On Wednesday, December 9, 2020, members of the Rotary Club of Spring Hill paid a visit to the PAW Warriors cat shelter to present two checks to Tracie Steger, founder of the organization. One check was for $400 from the Rotary Club itself. The other was a check for $100 from the Interact Club, under the direction of Ms. Ronica Guerrier, at Springstead High School, which the Rotary Club of Spring Hill sponsors.
The PAW Warriors organization has been in existence for almost ten years. Its purpose is to care for stray or unwanted cats, especially those that are sick or injured. They advocate responsible pet ownership and practice what they preach. Since 2011 they have had more than 5,000 cats spayed or neutered and also make sure all have their rabies shots and other inoculations. Currently, 116 cats and four watchdogs reside on the five acres, just north of the Pasco-Hernando county line. Approximately fifty cats are in foster care.

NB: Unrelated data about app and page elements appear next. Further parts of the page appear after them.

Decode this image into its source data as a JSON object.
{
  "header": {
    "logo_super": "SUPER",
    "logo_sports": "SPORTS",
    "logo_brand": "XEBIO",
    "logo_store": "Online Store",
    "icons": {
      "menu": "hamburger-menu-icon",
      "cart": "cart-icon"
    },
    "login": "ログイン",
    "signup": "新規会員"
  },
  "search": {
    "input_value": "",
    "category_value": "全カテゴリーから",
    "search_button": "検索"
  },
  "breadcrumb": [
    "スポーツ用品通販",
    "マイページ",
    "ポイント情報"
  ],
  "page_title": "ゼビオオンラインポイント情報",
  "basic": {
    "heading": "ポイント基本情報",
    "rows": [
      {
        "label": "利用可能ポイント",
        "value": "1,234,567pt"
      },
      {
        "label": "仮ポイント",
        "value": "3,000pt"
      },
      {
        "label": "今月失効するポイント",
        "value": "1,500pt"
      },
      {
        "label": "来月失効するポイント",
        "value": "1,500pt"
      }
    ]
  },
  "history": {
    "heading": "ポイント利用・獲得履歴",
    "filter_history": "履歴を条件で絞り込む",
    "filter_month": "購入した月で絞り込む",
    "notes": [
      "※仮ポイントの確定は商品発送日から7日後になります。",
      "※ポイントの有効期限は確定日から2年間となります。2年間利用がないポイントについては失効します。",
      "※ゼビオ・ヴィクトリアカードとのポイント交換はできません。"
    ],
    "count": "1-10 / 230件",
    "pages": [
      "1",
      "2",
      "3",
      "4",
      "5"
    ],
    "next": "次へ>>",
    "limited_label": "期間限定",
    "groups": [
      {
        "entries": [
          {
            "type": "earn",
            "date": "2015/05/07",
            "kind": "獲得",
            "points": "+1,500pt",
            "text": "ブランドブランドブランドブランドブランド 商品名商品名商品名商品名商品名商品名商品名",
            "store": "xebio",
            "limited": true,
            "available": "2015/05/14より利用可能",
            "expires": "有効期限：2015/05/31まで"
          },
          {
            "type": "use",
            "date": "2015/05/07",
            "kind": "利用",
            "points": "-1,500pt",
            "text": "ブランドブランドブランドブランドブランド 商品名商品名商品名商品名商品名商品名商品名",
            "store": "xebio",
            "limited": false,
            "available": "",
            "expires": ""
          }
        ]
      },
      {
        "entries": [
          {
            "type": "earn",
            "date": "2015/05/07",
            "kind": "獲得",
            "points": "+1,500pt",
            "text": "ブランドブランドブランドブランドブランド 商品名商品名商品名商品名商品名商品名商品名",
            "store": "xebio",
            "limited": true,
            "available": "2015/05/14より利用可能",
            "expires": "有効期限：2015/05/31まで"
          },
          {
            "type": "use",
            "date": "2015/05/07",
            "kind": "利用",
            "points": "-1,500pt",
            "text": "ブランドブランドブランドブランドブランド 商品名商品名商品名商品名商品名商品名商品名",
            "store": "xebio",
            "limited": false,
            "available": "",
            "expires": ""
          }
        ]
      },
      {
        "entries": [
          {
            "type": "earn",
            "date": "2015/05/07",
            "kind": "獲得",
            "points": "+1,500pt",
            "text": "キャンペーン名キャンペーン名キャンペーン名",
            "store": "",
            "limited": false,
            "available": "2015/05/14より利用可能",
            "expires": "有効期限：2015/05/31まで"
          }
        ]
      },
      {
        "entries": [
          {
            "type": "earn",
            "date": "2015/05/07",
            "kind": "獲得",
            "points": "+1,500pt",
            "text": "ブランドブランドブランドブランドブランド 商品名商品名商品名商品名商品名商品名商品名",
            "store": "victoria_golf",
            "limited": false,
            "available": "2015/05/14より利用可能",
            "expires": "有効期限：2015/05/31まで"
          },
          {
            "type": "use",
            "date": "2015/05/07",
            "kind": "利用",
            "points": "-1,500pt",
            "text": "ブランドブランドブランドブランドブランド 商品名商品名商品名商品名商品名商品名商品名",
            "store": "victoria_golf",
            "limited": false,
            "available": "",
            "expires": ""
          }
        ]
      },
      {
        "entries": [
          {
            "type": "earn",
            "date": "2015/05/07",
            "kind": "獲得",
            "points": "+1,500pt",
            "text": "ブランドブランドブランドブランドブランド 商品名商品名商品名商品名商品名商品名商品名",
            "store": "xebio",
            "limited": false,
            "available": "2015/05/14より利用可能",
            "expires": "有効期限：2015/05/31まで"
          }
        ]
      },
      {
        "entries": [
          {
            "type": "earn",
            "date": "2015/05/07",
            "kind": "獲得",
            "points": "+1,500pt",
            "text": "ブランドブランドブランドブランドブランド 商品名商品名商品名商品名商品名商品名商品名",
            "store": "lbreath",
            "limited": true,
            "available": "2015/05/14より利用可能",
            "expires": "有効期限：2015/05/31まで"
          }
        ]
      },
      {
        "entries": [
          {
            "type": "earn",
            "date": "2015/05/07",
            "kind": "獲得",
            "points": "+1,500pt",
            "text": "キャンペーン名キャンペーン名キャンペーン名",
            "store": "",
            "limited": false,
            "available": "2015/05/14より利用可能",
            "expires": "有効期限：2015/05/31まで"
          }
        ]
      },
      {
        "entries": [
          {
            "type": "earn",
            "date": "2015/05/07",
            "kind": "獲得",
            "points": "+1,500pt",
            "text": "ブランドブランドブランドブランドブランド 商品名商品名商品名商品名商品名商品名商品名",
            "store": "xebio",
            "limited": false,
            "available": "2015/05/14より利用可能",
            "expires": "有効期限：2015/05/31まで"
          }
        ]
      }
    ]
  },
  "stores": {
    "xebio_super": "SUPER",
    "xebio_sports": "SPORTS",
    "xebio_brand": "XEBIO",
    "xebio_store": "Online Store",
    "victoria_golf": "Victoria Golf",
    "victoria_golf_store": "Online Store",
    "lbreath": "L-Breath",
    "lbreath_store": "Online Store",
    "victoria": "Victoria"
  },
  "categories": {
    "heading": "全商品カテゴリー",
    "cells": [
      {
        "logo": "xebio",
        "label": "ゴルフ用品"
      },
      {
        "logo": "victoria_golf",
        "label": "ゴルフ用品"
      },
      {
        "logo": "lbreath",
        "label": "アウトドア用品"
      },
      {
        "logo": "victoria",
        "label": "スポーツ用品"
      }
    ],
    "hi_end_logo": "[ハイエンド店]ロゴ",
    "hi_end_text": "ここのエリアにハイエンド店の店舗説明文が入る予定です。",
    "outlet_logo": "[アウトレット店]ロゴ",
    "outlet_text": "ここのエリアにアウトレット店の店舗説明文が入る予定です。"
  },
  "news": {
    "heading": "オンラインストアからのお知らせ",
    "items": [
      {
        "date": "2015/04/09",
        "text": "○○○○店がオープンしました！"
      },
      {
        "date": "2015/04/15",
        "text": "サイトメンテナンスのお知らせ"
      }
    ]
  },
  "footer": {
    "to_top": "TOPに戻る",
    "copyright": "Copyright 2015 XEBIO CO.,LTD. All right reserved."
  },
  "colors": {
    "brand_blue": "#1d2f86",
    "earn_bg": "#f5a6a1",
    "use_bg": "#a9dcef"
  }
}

Ms. Steger, who did vet tech training at St. Petersburg College, also lives on the property. She describes the conditions of some of the cats that come to the shelter. The stories are heartbreaking.
“We’ve had a lot of medical cases come in. Sometimes we go out in the middle of the night to pick up sick or injured cats. They’re mostly street cats. Sometimes they’re dehydrated, riddled with scabies, ear mites, and mange. Some have broken legs, open wounds; some are blind and some have to have legs amputated. We’ve had a lot of cats with bullets or pellets found in them.”
Taking care of all those cats, many of whom never get adopted, is an expensive proposition. PAW Warriors relies on volunteers to take care of the cats, along with donations of food and supplies, as well as cash, to keep the doors open. Students from Hudson High School and Springstead High School have volunteered at the shelter and they recently received a Doris Day grant of $5,000 to get care for the senior cats. Through a fundraiser last year they were able to enclose their cabana, which used to be open-air. Now, the cats have a temperature-controlled environment that is cool in the summer and warm in the winter.
Ms. Steger encourages people to come to visit and play with the cats, even if they’re not able to adopt or foster them. Every afternoon when the cats wake up they have “Happy Hour.” Children and adults come and spend some time loving on the animals and giving them attention. Some couples have even made it part of their date night!
According to Ms. Steger, one of their greatest needs concerns the senior cats and the hospice cats. The organization needs an area just for them.
“They need to be spoiled with food, love, and temperature control. The others need socialization and play,” Tracie remarked.
Silvia Dukes, president of the Rotary Club of Spring Hill, stated, “This is our second year supporting Paw Warriors. We have a lot of animal lovers in our group and we enjoy helping this organization.”
The staff and volunteers at PAW Warriors know every cat by name and the story behind each one. For example, Sport had one leg broken in three places and another broken in two places, and a broken jaw when he came to the shelter. Those had healed on their own, but he also had a huge gash on his neck. “Do these guys matter? To us, they do,” concluded Ms. Steger.
The shelter is located at 355 Spring Time Street, Spring Hill. If you are interested in helping PAW Warriors, in any way, contact Tracie at 352-403-9633 or by email: [email protected]